“You going to rescue that guy?” Ivan inquired.
I stopped, nodding my head as I looked over at him. There was something more in his voice, so I waited.
“That’s good. He’s a fine person. Alexi Demetrius,” he said.
I almost asked, “who?” but I didn’t. He had to be talking about the activist, I figured. I wanted nothing whatever to do with Russian politics. And since there was nothing to be gained by revealing anything, I merely turned away. The boy ran off toward his distant, ammunition-thieving friends. The bar was at full strength when I returned. The American version of Happy Hour had struck. I checked the money jar, but it’d been emptied already. I had a hunch where the money had gone, but I let the thought drift away. I really didn’t care.
I sat down with Khromov, who was finally showing signs that his blood alcohol was around twenty-five percent. He leaned forward heavily on his elbows. Dora, sitting next to him, looked like a larger female clone of him.
“What’s the deal with Alexi?” I asked him, certain that nobody was listening.
Nobody cared. In Russia, everyone just drank hard. The passengers had gotten right into the cultural exchange, and were tossing down shots like there was no tomorrow, or if there was, it was going to be an awful painful one. Khmorov brought his head up slowly.
“Alexi? Ah yes, Alexi. He is in bad trouble. Maybe you ought to take him too.” His head slumped down.
“I can’t just pull dissidents out of your prisons!” I hissed at his crumpled figure. “Talk about international incidents. “, but I got no farther.
Dora chimed in. “They don’t want him anymore. They say he’s too well known to kill, and they won’t have him back in Moscow. They wouldn’t care if you took him.”

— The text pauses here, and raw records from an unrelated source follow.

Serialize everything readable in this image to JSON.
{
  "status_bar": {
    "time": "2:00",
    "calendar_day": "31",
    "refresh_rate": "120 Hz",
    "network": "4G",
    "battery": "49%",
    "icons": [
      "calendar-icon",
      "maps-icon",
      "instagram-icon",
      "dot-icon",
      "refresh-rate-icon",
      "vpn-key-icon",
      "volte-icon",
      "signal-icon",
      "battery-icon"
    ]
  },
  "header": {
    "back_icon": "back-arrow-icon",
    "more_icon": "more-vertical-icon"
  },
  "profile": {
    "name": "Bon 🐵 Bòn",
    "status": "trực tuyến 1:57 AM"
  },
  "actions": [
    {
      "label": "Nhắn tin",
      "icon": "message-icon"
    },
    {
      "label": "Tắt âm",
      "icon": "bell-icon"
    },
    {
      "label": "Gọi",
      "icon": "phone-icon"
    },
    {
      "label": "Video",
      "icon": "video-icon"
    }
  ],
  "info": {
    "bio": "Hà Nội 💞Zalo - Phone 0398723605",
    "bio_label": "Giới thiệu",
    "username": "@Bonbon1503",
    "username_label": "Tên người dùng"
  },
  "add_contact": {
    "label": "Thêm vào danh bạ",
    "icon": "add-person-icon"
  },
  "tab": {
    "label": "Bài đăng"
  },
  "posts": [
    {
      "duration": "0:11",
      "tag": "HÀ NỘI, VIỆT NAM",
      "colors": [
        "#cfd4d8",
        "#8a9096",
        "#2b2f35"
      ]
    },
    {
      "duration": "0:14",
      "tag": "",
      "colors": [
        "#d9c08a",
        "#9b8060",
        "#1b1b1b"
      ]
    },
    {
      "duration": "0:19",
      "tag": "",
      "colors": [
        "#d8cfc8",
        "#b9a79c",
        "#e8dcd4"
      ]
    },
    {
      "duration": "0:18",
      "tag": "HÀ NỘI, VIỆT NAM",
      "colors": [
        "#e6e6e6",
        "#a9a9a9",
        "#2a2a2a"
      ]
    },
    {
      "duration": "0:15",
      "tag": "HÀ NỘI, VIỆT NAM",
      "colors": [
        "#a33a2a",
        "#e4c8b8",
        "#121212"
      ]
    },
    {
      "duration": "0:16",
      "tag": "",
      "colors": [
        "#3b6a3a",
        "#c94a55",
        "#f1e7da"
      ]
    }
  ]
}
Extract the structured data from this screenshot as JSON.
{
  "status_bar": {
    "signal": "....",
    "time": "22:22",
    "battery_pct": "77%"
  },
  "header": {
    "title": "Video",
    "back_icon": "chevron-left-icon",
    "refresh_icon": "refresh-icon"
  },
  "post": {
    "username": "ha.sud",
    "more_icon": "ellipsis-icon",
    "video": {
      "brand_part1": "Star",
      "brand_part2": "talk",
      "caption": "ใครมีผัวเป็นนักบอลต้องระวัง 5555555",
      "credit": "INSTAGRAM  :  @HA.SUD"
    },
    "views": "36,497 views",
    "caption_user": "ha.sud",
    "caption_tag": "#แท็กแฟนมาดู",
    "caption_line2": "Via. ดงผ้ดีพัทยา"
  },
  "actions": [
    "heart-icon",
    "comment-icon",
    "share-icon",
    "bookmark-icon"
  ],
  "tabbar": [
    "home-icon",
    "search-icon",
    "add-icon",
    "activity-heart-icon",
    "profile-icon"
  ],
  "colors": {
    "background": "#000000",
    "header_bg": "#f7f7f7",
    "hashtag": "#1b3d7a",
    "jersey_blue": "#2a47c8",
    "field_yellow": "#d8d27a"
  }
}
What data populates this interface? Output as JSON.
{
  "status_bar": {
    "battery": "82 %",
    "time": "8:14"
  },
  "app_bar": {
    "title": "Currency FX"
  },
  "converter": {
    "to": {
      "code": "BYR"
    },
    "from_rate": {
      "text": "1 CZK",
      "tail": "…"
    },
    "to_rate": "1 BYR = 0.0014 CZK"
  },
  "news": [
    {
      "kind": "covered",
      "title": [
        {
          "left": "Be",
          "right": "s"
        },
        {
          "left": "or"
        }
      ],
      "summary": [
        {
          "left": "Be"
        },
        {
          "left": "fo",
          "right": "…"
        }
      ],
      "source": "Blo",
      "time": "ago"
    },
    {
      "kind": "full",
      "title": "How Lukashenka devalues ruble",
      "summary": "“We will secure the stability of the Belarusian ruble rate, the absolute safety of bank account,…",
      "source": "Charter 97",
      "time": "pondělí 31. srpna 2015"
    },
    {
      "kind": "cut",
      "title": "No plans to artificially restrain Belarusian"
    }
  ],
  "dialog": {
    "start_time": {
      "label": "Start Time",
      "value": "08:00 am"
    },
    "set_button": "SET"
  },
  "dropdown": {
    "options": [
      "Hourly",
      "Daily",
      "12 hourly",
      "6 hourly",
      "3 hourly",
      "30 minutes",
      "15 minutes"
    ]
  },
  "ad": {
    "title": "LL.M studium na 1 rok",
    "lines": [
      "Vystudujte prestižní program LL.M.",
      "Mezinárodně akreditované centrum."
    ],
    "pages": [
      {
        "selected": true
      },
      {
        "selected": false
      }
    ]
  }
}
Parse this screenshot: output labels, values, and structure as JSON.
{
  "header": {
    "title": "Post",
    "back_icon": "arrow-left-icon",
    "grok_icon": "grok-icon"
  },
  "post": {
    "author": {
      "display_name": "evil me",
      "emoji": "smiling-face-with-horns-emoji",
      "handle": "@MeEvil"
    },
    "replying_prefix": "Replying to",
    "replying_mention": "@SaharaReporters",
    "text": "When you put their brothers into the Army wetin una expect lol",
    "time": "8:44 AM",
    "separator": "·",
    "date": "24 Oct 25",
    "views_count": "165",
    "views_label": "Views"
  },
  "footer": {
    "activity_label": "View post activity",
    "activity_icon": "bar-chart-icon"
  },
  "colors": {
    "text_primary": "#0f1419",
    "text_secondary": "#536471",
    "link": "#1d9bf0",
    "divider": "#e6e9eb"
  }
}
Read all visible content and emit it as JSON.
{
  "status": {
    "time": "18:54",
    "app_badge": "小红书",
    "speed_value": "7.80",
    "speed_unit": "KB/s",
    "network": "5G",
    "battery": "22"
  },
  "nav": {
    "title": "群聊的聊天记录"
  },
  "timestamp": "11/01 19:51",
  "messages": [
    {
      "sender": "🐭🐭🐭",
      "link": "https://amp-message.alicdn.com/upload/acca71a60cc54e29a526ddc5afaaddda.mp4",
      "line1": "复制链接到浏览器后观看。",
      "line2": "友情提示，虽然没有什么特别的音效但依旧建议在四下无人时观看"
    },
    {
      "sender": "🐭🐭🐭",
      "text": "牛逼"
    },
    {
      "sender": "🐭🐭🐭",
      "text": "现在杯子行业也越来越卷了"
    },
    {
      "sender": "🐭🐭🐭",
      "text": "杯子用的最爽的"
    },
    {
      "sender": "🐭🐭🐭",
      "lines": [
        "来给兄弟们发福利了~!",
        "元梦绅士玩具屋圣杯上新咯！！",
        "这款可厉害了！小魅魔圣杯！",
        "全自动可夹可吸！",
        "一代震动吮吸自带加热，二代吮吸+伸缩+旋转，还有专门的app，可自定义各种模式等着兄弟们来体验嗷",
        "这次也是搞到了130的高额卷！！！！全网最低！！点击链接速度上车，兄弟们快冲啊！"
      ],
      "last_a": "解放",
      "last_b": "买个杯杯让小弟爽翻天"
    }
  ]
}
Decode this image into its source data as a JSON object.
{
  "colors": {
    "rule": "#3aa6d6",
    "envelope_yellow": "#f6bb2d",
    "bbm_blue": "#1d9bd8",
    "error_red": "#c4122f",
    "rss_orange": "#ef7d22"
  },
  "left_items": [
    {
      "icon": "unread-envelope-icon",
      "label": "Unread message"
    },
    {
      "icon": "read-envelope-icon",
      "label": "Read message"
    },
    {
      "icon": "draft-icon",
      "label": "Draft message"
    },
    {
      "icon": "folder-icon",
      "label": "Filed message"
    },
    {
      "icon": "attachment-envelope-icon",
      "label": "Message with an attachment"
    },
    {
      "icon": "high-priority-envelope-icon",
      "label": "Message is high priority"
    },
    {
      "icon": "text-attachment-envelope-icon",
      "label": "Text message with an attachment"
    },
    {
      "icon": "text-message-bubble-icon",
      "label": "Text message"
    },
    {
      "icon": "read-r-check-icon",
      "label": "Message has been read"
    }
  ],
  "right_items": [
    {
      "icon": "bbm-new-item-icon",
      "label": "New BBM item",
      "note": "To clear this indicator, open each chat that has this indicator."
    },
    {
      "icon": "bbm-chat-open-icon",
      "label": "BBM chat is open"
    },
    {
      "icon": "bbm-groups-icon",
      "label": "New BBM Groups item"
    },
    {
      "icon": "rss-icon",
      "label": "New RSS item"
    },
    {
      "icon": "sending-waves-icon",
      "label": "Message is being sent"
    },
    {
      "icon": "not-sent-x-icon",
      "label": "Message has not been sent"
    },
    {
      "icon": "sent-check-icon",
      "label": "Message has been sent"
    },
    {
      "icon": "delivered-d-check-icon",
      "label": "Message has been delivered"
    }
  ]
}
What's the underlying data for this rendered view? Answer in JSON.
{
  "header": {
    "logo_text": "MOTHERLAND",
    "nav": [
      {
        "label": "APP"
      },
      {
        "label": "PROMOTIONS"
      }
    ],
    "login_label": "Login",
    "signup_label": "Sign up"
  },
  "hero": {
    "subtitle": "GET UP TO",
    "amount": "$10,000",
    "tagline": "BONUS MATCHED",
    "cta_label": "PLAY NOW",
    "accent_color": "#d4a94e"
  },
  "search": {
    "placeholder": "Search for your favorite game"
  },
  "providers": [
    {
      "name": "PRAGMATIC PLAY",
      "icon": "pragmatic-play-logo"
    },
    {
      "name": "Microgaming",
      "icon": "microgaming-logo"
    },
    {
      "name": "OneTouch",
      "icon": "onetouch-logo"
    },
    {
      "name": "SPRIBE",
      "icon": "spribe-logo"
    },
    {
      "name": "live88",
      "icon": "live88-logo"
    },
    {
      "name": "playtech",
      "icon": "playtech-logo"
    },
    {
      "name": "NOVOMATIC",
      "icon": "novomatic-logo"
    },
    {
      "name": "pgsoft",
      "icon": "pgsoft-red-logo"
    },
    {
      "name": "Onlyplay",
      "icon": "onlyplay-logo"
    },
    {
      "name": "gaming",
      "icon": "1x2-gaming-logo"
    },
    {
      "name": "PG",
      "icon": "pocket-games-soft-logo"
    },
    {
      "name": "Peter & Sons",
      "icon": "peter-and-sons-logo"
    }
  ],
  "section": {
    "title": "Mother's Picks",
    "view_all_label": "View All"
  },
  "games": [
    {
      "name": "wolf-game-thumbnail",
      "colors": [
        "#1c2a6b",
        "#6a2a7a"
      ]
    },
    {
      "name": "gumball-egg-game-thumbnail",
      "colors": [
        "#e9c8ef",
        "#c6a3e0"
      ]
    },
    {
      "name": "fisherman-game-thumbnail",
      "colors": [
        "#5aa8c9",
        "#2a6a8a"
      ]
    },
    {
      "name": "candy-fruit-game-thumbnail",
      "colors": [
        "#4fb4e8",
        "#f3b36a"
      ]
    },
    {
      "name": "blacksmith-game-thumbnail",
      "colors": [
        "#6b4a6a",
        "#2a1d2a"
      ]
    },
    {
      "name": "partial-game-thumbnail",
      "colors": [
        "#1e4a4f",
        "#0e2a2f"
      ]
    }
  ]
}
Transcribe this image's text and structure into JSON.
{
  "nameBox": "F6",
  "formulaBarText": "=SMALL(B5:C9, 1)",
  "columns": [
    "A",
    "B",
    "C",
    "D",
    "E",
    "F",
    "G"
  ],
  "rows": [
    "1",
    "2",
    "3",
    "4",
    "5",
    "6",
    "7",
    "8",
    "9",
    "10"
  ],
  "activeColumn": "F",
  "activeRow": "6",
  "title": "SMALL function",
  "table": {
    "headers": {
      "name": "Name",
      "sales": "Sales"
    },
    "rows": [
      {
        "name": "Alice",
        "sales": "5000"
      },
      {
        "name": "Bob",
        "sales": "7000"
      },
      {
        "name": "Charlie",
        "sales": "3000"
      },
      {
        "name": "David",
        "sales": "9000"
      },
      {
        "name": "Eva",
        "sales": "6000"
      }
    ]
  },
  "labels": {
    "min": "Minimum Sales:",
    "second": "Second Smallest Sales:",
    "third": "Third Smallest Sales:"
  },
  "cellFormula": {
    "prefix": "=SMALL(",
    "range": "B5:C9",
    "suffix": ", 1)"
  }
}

Speechless, I looked from one drunken Russian to the other. Both would make perfect crewmen aboard the M/S World Discoverer. They were just as crazy as the other people I had been with for the last week.